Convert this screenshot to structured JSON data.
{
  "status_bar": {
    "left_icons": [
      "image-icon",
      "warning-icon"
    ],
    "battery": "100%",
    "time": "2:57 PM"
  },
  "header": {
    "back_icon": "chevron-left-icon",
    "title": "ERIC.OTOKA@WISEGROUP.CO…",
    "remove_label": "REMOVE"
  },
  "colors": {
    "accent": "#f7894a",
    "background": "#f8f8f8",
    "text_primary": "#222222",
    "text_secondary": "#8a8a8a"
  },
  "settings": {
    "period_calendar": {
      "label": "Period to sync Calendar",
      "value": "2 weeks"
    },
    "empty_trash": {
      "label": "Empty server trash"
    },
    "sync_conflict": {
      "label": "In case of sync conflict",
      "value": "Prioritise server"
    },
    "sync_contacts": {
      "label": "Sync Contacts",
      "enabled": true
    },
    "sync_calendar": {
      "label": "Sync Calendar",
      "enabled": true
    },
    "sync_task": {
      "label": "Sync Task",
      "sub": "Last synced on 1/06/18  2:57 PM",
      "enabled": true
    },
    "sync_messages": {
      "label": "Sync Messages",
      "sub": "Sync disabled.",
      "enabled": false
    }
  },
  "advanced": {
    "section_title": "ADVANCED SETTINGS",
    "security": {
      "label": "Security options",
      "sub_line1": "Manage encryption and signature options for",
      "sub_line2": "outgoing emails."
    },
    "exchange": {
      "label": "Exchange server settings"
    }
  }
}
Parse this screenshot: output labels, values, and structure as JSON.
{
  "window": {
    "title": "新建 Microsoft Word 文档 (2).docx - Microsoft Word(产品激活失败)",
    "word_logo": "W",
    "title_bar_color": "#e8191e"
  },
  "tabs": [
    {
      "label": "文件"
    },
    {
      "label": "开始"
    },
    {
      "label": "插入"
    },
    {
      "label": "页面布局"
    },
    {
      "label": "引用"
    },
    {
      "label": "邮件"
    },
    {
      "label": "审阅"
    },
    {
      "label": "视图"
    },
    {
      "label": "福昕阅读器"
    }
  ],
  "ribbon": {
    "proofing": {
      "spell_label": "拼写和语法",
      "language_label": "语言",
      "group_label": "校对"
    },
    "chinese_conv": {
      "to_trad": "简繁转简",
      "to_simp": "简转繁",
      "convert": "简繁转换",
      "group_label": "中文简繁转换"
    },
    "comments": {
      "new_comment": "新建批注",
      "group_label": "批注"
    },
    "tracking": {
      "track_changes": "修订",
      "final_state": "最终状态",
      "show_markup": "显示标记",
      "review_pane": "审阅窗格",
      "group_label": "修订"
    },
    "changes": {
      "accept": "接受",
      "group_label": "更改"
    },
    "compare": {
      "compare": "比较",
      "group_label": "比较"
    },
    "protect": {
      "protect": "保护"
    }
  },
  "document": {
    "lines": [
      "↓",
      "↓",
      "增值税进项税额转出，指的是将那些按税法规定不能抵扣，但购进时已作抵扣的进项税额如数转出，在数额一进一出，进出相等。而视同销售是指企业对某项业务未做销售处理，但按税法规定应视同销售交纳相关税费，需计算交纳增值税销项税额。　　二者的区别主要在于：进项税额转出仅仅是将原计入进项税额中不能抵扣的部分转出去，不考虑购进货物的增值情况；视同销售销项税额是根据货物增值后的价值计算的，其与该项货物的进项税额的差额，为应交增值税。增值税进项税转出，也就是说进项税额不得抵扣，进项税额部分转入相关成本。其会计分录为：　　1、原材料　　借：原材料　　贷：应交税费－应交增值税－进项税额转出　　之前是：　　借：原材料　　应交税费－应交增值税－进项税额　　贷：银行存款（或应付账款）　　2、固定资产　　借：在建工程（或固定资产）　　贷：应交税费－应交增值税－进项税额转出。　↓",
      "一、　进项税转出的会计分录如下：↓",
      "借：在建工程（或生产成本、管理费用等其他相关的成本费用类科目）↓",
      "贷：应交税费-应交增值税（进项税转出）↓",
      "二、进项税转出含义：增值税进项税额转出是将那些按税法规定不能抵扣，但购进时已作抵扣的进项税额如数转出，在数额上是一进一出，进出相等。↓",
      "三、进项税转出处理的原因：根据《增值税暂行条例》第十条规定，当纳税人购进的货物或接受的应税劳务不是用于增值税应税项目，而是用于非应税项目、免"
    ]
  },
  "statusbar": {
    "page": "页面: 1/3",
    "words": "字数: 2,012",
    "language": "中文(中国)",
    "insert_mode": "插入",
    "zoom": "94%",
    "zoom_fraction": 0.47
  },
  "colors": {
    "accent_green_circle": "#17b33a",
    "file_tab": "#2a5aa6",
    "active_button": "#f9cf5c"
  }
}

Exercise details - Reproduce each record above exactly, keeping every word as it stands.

Result of this exercise -
Convert this screenshot to structured JSON data.
{
  "status_bar": {
    "left_icons": [
      "image-icon",
      "warning-icon"
    ],
    "battery": "100%",
    "time": "2:57 PM"
  },
  "header": {
    "back_icon": "chevron-left-icon",
    "title": "ERIC.OTOKA@WISEGROUP.CO…",
    "remove_label": "REMOVE"
  },
  "colors": {
    "accent": "#f7894a",
    "background": "#f8f8f8",
    "text_primary": "#222222",
    "text_secondary": "#8a8a8a"
  },
  "settings": {
    "period_calendar": {
      "label": "Period to sync Calendar",
      "value": "2 weeks"
    },
    "empty_trash": {
      "label": "Empty server trash"
    },
    "sync_conflict": {
      "label": "In case of sync conflict",
      "value": "Prioritise server"
    },
    "sync_contacts": {
      "label": "Sync Contacts",
      "enabled": true
    },
    "sync_calendar": {
      "label": "Sync Calendar",
      "enabled": true
    },
    "sync_task": {
      "label": "Sync Task",
      "sub": "Last synced on 1/06/18  2:57 PM",
      "enabled": true
    },
    "sync_messages": {
      "label": "Sync Messages",
      "sub": "Sync disabled.",
      "enabled": false
    }
  },
  "advanced": {
    "section_title": "ADVANCED SETTINGS",
    "security": {
      "label": "Security options",
      "sub_line1": "Manage encryption and signature options for",
      "sub_line2": "outgoing emails."
    },
    "exchange": {
      "label": "Exchange server settings"
    }
  }
}
Parse this screenshot: output labels, values, and structure as JSON.
{
  "window": {
    "title": "新建 Microsoft Word 文档 (2).docx - Microsoft Word(产品激活失败)",
    "word_logo": "W",
    "title_bar_color": "#e8191e"
  },
  "tabs": [
    {
      "label": "文件"
    },
    {
      "label": "开始"
    },
    {
      "label": "插入"
    },
    {
      "label": "页面布局"
    },
    {
      "label": "引用"
    },
    {
      "label": "邮件"
    },
    {
      "label": "审阅"
    },
    {
      "label": "视图"
    },
    {
      "label": "福昕阅读器"
    }
  ],
  "ribbon": {
    "proofing": {
      "spell_label": "拼写和语法",
      "language_label": "语言",
      "group_label": "校对"
    },
    "chinese_conv": {
      "to_trad": "简繁转简",
      "to_simp": "简转繁",
      "convert": "简繁转换",
      "group_label": "中文简繁转换"
    },
    "comments": {
      "new_comment": "新建批注",
      "group_label": "批注"
    },
    "tracking": {
      "track_changes": "修订",
      "final_state": "最终状态",
      "show_markup": "显示标记",
      "review_pane": "审阅窗格",
      "group_label": "修订"
    },
    "changes": {
      "accept": "接受",
      "group_label": "更改"
    },
    "compare": {
      "compare": "比较",
      "group_label": "比较"
    },
    "protect": {
      "protect": "保护"
    }
  },
  "document": {
    "lines": [
      "↓",
      "↓",
      "增值税进项税额转出，指的是将那些按税法规定不能抵扣，但购进时已作抵扣的进项税额如数转出，在数额一进一出，进出相等。而视同销售是指企业对某项业务未做销售处理，但按税法规定应视同销售交纳相关税费，需计算交纳增值税销项税额。　　二者的区别主要在于：进项税额转出仅仅是将原计入进项税额中不能抵扣的部分转出去，不考虑购进货物的增值情况；视同销售销项税额是根据货物增值后的价值计算的，其与该项货物的进项税额的差额，为应交增值税。增值税进项税转出，也就是说进项税额不得抵扣，进项税额部分转入相关成本。其会计分录为：　　1、原材料　　借：原材料　　贷：应交税费－应交增值税－进项税额转出　　之前是：　　借：原材料　　应交税费－应交增值税－进项税额　　贷：银行存款（或应付账款）　　2、固定资产　　借：在建工程（或固定资产）　　贷：应交税费－应交增值税－进项税额转出。　↓",
      "一、　进项税转出的会计分录如下：↓",
      "借：在建工程（或生产成本、管理费用等其他相关的成本费用类科目）↓",
      "贷：应交税费-应交增值税（进项税转出）↓",
      "二、进项税转出含义：增值税进项税额转出是将那些按税法规定不能抵扣，但购进时已作抵扣的进项税额如数转出，在数额上是一进一出，进出相等。↓",
      "三、进项税转出处理的原因：根据《增值税暂行条例》第十条规定，当纳税人购进的货物或接受的应税劳务不是用于增值税应税项目，而是用于非应税项目、免"
    ]
  },
  "statusbar": {
    "page": "页面: 1/3",
    "words": "字数: 2,012",
    "language": "中文(中国)",
    "insert_mode": "插入",
    "zoom": "94%",
    "zoom_fraction": 0.47
  },
  "colors": {
    "accent_green_circle": "#17b33a",
    "file_tab": "#2a5aa6",
    "active_button": "#f9cf5c"
  }
}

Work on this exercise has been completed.